The U.S. central bank Thursday broadened the program to include businesses with up to 15,000 employees or up to $5 billion in annual revenue. Policy makers also expanded the criteria of some loans to capture more highly indebted companies, and clarified that firms can use adjusted earnings metrics to meet leverage thresholds.

Yet buried in the Q&A and fine print of the revamped facility are details that say companies will be considered affiliates, and therefore viewed as a single entity for purposes of the program, if a third party controls or has the power to control the firms. The restrictions, similar to those found in the Paycheck Protection Program, would bundle together the headcount and revenue of private-equity backed businesses, making the vast majority of sponsor companies ineligible.

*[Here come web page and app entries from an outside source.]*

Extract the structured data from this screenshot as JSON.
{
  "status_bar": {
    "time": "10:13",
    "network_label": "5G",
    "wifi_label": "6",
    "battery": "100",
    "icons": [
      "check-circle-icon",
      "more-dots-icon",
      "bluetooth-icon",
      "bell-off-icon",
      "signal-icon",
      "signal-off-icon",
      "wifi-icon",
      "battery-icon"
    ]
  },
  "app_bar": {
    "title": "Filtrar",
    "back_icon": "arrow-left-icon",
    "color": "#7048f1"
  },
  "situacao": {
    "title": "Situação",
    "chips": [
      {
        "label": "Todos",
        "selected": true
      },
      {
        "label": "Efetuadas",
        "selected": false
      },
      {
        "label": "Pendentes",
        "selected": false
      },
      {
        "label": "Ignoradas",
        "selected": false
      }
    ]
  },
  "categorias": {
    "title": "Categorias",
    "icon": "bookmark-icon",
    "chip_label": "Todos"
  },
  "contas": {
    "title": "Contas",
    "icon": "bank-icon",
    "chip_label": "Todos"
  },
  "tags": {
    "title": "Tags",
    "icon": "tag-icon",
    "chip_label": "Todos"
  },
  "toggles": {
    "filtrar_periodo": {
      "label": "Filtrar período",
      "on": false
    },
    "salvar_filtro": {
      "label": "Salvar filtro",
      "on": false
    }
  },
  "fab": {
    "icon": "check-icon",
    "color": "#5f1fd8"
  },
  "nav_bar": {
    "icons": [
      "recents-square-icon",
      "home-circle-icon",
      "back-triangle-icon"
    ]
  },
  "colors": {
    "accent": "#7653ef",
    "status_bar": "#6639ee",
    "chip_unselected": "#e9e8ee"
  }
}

The exact wording of the affiliate test leaves some room for interpretation, according to market watchers. Whether the rule applies or not has real consequences for the $1.2 trillion leveraged loan industry. About 50% of the market would be eligible for the Fed lifeline without the affiliate restriction, but only about 15% could qualify if it were to apply, according to UBS Group AG analysts.

“As many leveraged-loan borrowers are majority-owned portfolio companies, the aggregation requirement has the potential to substantially limit the number of leveraged-loan borrowers that can benefit from the Main Street Lending Program in its current form,” said Art Rublin, counsel at Mayer Brown LLP.

This article was provided by Bloomberg News.